- Oral Allergy Syndrome -Also known as pollen-food syndrome, OAS causes itchy or scratchy mouth symptoms caused by raw fruits or vegetables in people who also have hay fever. Generally, treatment is not necessary and symptoms subside quickly after exposure. Common food pollen associations include apples, carrots, peaches, plums, cherries, pears, almonds or hazelnuts for people allergic to birch; tomatoes for those allergic to grasses; and melons, zucchini, cucumbers, kiwis or bananas for those with ragweed allergies.
As we mentioned above, diagnosing food allergies should be done by a board certified allergist. Testing can be done at any age, even infants. The first step is a detailed medical history. From there, doctors usually order a skin prick test, where your back is lightly “scratched” with the suspected food protein. Usually a large, red welt will appear if allergic. Sometimes blood tests are done, but they’re not a first resort because they’re more expensive and take longer to get results. If results from both tests are still inconclusive, your doctor may order an oral food challenge in which he/she feeds you the suspect food in measured doses, starting with a very small amount.
HOW TO COPE
It’s easy to feel overwhelmed after receiving a food allergy diagnosis, but do not despair.
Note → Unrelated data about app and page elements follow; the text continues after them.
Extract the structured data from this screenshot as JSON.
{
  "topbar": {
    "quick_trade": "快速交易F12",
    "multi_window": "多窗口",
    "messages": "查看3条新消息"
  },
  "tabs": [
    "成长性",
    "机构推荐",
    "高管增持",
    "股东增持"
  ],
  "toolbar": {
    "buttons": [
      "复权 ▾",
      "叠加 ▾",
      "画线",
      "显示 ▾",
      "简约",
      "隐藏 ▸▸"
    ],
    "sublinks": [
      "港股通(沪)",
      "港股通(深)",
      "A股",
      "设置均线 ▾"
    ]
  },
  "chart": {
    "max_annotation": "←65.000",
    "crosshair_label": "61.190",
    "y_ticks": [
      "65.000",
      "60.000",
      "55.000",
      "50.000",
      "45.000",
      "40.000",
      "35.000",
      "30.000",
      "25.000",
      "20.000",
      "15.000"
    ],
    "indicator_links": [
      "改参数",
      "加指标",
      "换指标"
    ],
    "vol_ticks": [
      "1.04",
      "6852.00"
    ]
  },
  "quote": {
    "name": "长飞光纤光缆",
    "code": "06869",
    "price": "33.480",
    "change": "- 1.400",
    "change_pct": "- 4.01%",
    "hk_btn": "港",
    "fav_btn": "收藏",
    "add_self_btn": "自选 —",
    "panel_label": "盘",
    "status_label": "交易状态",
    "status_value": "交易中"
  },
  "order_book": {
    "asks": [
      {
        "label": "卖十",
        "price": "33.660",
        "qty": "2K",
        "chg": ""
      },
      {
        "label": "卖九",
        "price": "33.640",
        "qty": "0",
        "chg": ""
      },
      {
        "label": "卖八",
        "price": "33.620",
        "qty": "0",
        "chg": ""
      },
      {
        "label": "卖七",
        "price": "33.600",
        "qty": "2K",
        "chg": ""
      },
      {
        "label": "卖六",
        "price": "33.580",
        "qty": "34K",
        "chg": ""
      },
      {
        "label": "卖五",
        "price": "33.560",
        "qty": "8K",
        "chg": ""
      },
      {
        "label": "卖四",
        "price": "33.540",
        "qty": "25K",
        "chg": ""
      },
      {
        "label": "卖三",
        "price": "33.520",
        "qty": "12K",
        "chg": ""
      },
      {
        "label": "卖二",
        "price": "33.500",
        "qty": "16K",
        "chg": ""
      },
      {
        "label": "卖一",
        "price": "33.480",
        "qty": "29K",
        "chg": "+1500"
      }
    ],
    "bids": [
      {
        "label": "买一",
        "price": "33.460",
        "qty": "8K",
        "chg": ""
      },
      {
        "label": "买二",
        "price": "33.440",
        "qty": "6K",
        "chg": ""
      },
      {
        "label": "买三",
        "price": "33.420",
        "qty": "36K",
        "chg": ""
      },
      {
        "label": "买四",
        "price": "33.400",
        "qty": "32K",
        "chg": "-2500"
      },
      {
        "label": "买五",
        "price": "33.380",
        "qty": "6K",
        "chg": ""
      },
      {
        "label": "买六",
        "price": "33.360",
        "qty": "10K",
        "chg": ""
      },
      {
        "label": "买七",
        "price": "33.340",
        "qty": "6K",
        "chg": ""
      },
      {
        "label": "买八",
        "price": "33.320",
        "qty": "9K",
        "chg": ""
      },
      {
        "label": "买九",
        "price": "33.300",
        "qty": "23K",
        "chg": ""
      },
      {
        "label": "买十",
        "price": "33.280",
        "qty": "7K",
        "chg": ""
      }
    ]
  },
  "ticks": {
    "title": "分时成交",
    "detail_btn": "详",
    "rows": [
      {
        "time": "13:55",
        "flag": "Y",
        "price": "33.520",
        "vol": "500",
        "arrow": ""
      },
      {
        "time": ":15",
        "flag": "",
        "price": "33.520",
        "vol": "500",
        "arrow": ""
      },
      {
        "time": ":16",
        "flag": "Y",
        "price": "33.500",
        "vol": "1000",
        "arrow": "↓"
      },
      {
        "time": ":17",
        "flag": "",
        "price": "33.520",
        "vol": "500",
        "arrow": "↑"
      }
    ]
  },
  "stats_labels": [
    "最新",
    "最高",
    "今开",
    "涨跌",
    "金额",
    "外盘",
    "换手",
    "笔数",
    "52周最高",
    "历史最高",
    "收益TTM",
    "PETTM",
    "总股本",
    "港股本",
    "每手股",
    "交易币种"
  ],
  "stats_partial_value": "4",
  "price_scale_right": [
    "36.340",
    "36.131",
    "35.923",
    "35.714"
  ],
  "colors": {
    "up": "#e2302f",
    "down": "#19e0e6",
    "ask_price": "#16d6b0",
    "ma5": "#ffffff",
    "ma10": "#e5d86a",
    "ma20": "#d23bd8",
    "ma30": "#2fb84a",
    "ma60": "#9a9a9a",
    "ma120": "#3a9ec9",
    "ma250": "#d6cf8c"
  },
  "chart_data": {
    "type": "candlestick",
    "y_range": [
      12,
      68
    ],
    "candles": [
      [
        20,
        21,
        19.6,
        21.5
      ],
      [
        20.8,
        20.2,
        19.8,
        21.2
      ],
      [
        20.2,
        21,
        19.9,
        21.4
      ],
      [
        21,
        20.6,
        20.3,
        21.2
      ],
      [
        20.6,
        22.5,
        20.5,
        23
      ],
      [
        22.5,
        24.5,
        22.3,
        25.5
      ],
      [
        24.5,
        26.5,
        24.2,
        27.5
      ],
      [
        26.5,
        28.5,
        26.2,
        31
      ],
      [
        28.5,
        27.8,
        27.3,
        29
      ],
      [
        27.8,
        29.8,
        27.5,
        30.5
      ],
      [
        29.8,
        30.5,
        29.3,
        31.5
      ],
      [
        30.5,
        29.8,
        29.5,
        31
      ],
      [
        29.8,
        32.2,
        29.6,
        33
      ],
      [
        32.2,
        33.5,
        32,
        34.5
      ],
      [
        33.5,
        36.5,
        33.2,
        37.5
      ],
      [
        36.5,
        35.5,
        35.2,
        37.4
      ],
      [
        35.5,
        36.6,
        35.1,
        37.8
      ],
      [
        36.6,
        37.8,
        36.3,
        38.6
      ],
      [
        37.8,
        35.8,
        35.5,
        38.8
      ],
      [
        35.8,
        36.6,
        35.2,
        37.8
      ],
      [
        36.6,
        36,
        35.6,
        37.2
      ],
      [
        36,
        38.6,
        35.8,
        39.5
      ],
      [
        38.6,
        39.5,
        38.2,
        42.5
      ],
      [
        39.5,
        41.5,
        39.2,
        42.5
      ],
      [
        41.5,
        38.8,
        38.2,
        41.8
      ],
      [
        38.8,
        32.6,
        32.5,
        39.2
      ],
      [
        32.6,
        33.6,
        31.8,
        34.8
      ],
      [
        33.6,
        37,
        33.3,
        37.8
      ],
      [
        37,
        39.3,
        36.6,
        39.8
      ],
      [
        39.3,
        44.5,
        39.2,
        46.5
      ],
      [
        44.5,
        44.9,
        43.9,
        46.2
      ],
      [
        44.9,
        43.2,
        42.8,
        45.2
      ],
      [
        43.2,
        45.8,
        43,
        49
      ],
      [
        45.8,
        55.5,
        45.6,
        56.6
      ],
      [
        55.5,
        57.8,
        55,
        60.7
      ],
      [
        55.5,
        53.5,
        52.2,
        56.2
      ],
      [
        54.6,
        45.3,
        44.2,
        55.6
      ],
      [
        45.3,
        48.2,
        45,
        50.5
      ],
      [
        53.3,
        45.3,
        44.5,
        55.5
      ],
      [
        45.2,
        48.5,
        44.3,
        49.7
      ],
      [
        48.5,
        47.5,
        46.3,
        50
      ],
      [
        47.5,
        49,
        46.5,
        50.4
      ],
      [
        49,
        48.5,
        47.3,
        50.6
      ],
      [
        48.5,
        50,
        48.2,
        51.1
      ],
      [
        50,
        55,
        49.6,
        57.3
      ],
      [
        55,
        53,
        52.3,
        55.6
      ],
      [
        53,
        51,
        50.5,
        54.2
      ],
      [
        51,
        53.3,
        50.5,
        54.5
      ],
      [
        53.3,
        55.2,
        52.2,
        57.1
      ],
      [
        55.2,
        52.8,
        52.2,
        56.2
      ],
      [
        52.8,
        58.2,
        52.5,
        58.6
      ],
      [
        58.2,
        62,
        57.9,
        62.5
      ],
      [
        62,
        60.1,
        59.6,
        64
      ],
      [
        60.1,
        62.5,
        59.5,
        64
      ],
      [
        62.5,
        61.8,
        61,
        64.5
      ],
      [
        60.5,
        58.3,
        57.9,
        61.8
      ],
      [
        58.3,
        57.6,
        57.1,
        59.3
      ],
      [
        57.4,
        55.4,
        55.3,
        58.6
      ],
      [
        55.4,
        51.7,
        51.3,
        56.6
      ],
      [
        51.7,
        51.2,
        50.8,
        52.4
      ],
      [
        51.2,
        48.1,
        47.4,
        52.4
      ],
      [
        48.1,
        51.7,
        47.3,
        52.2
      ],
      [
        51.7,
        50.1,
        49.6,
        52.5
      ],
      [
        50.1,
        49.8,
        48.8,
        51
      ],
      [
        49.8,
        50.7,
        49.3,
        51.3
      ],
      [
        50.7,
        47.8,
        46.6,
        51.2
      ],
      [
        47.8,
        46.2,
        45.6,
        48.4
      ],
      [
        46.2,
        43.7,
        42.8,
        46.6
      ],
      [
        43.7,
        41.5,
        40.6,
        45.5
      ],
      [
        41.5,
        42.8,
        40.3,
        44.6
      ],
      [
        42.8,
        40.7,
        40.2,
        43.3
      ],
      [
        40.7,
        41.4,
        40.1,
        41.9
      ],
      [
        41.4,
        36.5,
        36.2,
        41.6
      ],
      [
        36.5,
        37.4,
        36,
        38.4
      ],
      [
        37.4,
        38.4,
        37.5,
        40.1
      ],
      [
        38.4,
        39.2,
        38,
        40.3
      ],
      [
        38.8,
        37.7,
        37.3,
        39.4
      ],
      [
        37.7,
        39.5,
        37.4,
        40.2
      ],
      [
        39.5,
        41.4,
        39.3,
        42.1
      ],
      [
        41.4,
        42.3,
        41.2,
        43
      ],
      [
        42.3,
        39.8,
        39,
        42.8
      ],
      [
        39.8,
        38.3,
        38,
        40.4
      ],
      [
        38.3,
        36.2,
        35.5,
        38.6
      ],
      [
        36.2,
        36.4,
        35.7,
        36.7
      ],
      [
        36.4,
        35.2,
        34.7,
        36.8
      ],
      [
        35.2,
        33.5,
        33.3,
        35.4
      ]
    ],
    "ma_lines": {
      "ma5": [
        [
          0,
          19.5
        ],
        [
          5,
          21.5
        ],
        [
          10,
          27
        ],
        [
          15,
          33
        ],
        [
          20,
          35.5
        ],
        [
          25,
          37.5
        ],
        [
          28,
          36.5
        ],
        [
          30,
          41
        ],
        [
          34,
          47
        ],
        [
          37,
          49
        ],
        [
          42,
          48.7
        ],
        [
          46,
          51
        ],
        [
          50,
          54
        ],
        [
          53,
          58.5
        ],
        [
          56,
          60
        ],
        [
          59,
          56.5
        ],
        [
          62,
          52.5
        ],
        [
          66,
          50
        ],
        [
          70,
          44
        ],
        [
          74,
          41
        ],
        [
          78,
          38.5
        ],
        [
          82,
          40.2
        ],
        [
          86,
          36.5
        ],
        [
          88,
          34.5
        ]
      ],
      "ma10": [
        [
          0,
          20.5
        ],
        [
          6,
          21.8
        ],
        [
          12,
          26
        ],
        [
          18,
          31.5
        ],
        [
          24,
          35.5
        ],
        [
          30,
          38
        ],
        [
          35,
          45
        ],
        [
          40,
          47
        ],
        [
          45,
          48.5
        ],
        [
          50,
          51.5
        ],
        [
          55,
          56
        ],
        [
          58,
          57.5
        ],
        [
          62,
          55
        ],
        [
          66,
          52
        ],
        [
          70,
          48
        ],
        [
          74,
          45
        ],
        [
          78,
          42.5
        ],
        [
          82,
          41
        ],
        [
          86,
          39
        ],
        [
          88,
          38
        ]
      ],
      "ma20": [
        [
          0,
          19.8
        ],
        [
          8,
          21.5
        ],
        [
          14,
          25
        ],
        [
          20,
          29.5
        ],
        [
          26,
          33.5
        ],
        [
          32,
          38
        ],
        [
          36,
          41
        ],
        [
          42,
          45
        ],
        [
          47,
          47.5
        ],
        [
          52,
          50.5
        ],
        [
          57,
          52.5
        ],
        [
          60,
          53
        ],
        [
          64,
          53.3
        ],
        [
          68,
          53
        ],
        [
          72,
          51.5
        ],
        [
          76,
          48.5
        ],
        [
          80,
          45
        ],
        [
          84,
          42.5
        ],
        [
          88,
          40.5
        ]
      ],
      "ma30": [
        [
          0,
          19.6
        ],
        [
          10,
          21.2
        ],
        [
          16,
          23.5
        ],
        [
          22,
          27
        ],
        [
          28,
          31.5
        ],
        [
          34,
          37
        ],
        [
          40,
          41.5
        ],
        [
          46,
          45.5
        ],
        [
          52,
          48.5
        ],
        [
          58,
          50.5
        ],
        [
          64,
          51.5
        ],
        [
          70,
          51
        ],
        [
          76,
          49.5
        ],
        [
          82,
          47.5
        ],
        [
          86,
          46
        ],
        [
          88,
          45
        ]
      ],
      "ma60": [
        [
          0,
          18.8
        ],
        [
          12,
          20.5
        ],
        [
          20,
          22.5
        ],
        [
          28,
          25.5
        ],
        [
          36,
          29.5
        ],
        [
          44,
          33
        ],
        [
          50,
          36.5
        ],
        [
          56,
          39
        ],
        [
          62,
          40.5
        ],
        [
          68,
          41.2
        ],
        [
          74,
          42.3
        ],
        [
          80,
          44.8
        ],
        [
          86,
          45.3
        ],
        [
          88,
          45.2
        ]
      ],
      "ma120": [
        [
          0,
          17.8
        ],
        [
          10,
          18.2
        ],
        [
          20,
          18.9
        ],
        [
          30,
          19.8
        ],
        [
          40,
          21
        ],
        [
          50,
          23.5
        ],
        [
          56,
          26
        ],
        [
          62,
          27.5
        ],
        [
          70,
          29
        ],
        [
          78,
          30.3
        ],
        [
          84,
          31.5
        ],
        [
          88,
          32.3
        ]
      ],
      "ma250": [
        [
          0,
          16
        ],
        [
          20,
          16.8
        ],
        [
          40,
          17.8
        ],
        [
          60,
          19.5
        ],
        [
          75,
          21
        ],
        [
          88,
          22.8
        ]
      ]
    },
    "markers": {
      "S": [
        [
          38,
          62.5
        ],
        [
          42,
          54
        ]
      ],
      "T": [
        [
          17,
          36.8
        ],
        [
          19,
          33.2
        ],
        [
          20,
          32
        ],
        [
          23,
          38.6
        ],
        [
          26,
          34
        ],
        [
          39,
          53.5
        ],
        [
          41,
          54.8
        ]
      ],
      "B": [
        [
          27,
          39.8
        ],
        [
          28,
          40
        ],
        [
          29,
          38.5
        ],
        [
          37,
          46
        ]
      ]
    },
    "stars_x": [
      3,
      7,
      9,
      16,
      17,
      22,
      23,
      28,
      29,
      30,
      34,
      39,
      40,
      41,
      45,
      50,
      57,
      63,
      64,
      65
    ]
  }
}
There are plenty of resources available, including websites likewww.foodallergy.org. You may also want to seek out local support groups.
The two main strategies are strict avoidance (your doctor can provide guidance) and always carrying two doses of epinephrine (EpiPen®) and/or Benadryl for milder reactions.
OTHER FASCINATING FACTS
- You can develop food allergies as your get older, and science has not been able to determine why.
- Many children outgrow allergies so doctors recommend retesting every year or two. Retesting in adults is rare – they’re likely to keep them for good.
- Scientist recently discovered a new, unusual food allergy to meat called Gal Alpha Gal, which is caused by a bite from the Lone Star tick. Unlike other food allergies, the reaction occurs within 3 to 6 hours of ingesting any mammalian meat like beef, pork, lamb, goat, venison and buffalo. Symptoms include itching, hives, swelling and even anaphylaxis.
- No one knows exactly why food allergies are on the rise, but most experts suspect diet restriction early in life. The American Academy of Pediatrics used to recommend not exposing kids to certain foods until age 2, such as peanuts. But in Israel, where 69% of babies are exposed to peanuts by 9 months old, the rate of peanut allergies is less than 1%.
- There are promising studies at Duke University for a food allergy cure, called oral immunotherapy. However, Dr. Perry predicts we’re still probably 10 to 20 years away from implementing the therapy on a wide-scale.